**Study material:**
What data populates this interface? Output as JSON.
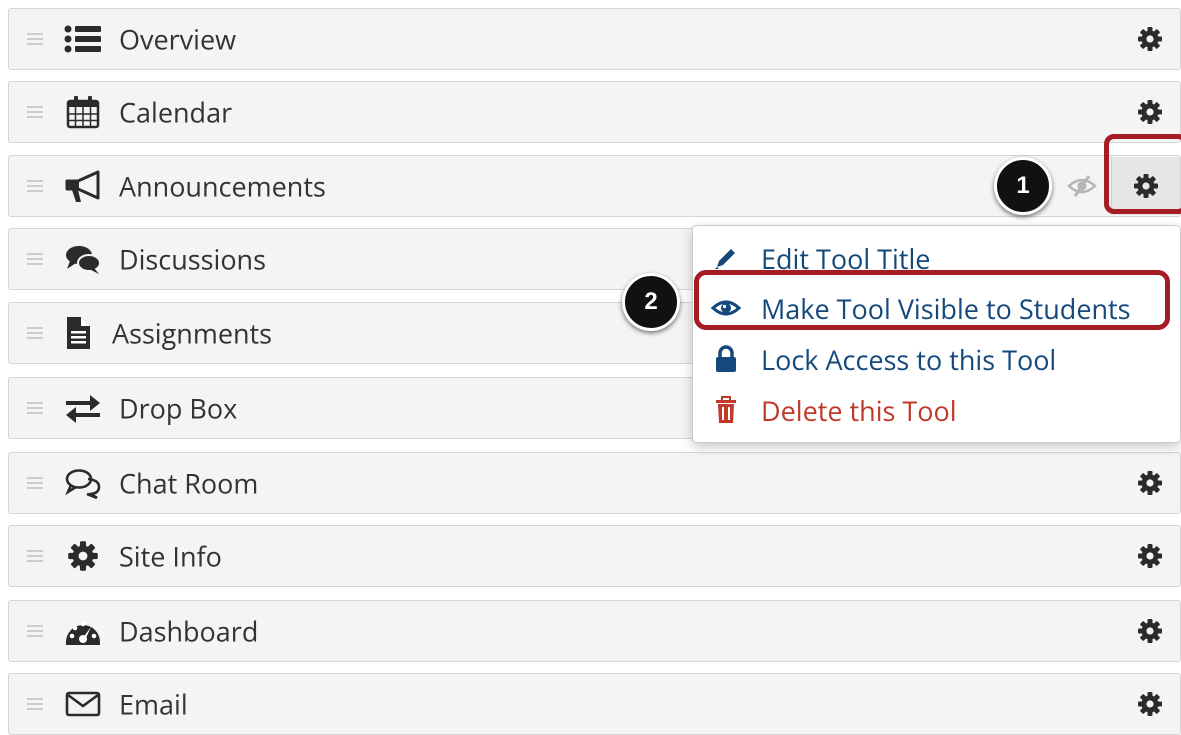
{
  "tools": [
    {
      "label": "Overview",
      "icon": "list-icon"
    },
    {
      "label": "Calendar",
      "icon": "calendar-icon"
    },
    {
      "label": "Announcements",
      "icon": "bullhorn-icon"
    },
    {
      "label": "Discussions",
      "icon": "comments-icon"
    },
    {
      "label": "Assignments",
      "icon": "file-text-icon"
    },
    {
      "label": "Drop Box",
      "icon": "exchange-icon"
    },
    {
      "label": "Chat Room",
      "icon": "chat-icon"
    },
    {
      "label": "Site Info",
      "icon": "gear-icon"
    },
    {
      "label": "Dashboard",
      "icon": "dashboard-icon"
    },
    {
      "label": "Email",
      "icon": "envelope-icon"
    }
  ],
  "menu": {
    "edit_title": "Edit Tool Title",
    "make_visible": "Make Tool Visible to Students",
    "lock_access": "Lock Access to this Tool",
    "delete_tool": "Delete this Tool"
  },
  "steps": {
    "one": "1",
    "two": "2"
  },
  "colors": {
    "link": "#15497c",
    "danger": "#c0392b",
    "highlight": "#a51d22",
    "row_bg": "#f4f4f4"
  }
}
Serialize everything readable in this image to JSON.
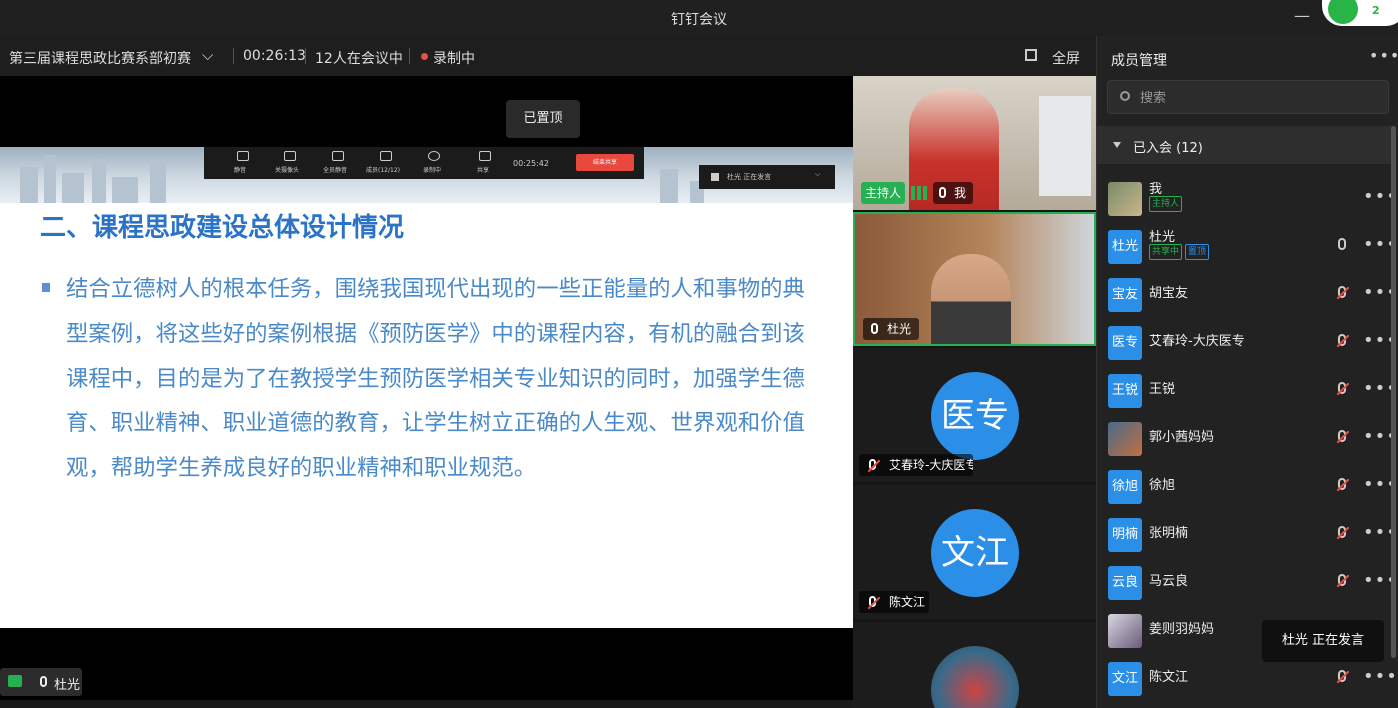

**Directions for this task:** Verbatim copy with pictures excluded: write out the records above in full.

**Expected answer:**
What data populates this interface? Output as JSON.
{
  "tools": [
    {
      "label": "Overview",
      "icon": "list-icon"
    },
    {
      "label": "Calendar",
      "icon": "calendar-icon"
    },
    {
      "label": "Announcements",
      "icon": "bullhorn-icon"
    },
    {
      "label": "Discussions",
      "icon": "comments-icon"
    },
    {
      "label": "Assignments",
      "icon": "file-text-icon"
    },
    {
      "label": "Drop Box",
      "icon": "exchange-icon"
    },
    {
      "label": "Chat Room",
      "icon": "chat-icon"
    },
    {
      "label": "Site Info",
      "icon": "gear-icon"
    },
    {
      "label": "Dashboard",
      "icon": "dashboard-icon"
    },
    {
      "label": "Email",
      "icon": "envelope-icon"
    }
  ],
  "menu": {
    "edit_title": "Edit Tool Title",
    "make_visible": "Make Tool Visible to Students",
    "lock_access": "Lock Access to this Tool",
    "delete_tool": "Delete this Tool"
  },
  "steps": {
    "one": "1",
    "two": "2"
  },
  "colors": {
    "link": "#15497c",
    "danger": "#c0392b",
    "highlight": "#a51d22",
    "row_bg": "#f4f4f4"
  }
}
Serialize everything readable in this image to JSON.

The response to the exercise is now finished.